• **TRY IT**
Restate all the data word for word, leaving nothing out.
SOURCE DATA: Begin
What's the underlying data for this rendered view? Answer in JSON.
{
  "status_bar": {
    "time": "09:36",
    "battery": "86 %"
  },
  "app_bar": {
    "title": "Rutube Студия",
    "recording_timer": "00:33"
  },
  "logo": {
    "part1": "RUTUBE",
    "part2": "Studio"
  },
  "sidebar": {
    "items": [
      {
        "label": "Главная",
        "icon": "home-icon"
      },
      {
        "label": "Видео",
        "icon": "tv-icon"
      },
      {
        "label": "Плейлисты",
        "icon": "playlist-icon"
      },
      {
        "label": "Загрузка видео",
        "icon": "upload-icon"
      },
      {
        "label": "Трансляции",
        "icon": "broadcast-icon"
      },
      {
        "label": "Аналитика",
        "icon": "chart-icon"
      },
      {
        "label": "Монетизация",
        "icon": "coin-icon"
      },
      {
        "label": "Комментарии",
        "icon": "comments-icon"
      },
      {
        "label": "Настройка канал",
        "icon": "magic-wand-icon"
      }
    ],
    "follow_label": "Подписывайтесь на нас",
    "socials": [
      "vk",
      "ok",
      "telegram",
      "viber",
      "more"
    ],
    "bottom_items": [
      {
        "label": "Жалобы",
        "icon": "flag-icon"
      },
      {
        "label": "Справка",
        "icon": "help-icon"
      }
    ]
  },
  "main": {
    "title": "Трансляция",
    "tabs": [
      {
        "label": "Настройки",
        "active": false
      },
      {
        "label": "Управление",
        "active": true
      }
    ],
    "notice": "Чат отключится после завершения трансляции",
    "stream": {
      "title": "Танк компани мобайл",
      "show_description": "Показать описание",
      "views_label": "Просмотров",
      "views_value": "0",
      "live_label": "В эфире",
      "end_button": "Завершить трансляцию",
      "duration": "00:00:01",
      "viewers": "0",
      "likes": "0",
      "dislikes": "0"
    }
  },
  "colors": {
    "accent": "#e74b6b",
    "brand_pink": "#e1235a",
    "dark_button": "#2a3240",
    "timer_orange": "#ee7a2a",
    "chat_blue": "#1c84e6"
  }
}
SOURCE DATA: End
• **RESPONSE TO THIS EXERCISE**
What's the underlying data for this rendered view? Answer in JSON.
{
  "status_bar": {
    "time": "09:36",
    "battery": "86 %"
  },
  "app_bar": {
    "title": "Rutube Студия",
    "recording_timer": "00:33"
  },
  "logo": {
    "part1": "RUTUBE",
    "part2": "Studio"
  },
  "sidebar": {
    "items": [
      {
        "label": "Главная",
        "icon": "home-icon"
      },
      {
        "label": "Видео",
        "icon": "tv-icon"
      },
      {
        "label": "Плейлисты",
        "icon": "playlist-icon"
      },
      {
        "label": "Загрузка видео",
        "icon": "upload-icon"
      },
      {
        "label": "Трансляции",
        "icon": "broadcast-icon"
      },
      {
        "label": "Аналитика",
        "icon": "chart-icon"
      },
      {
        "label": "Монетизация",
        "icon": "coin-icon"
      },
      {
        "label": "Комментарии",
        "icon": "comments-icon"
      },
      {
        "label": "Настройка канал",
        "icon": "magic-wand-icon"
      }
    ],
    "follow_label": "Подписывайтесь на нас",
    "socials": [
      "vk",
      "ok",
      "telegram",
      "viber",
      "more"
    ],
    "bottom_items": [
      {
        "label": "Жалобы",
        "icon": "flag-icon"
      },
      {
        "label": "Справка",
        "icon": "help-icon"
      }
    ]
  },
  "main": {
    "title": "Трансляция",
    "tabs": [
      {
        "label": "Настройки",
        "active": false
      },
      {
        "label": "Управление",
        "active": true
      }
    ],
    "notice": "Чат отключится после завершения трансляции",
    "stream": {
      "title": "Танк компани мобайл",
      "show_description": "Показать описание",
      "views_label": "Просмотров",
      "views_value": "0",
      "live_label": "В эфире",
      "end_button": "Завершить трансляцию",
      "duration": "00:00:01",
      "viewers": "0",
      "likes": "0",
      "dislikes": "0"
    }
  },
  "colors": {
    "accent": "#e74b6b",
    "brand_pink": "#e1235a",
    "dark_button": "#2a3240",
    "timer_orange": "#ee7a2a",
    "chat_blue": "#1c84e6"
  }
}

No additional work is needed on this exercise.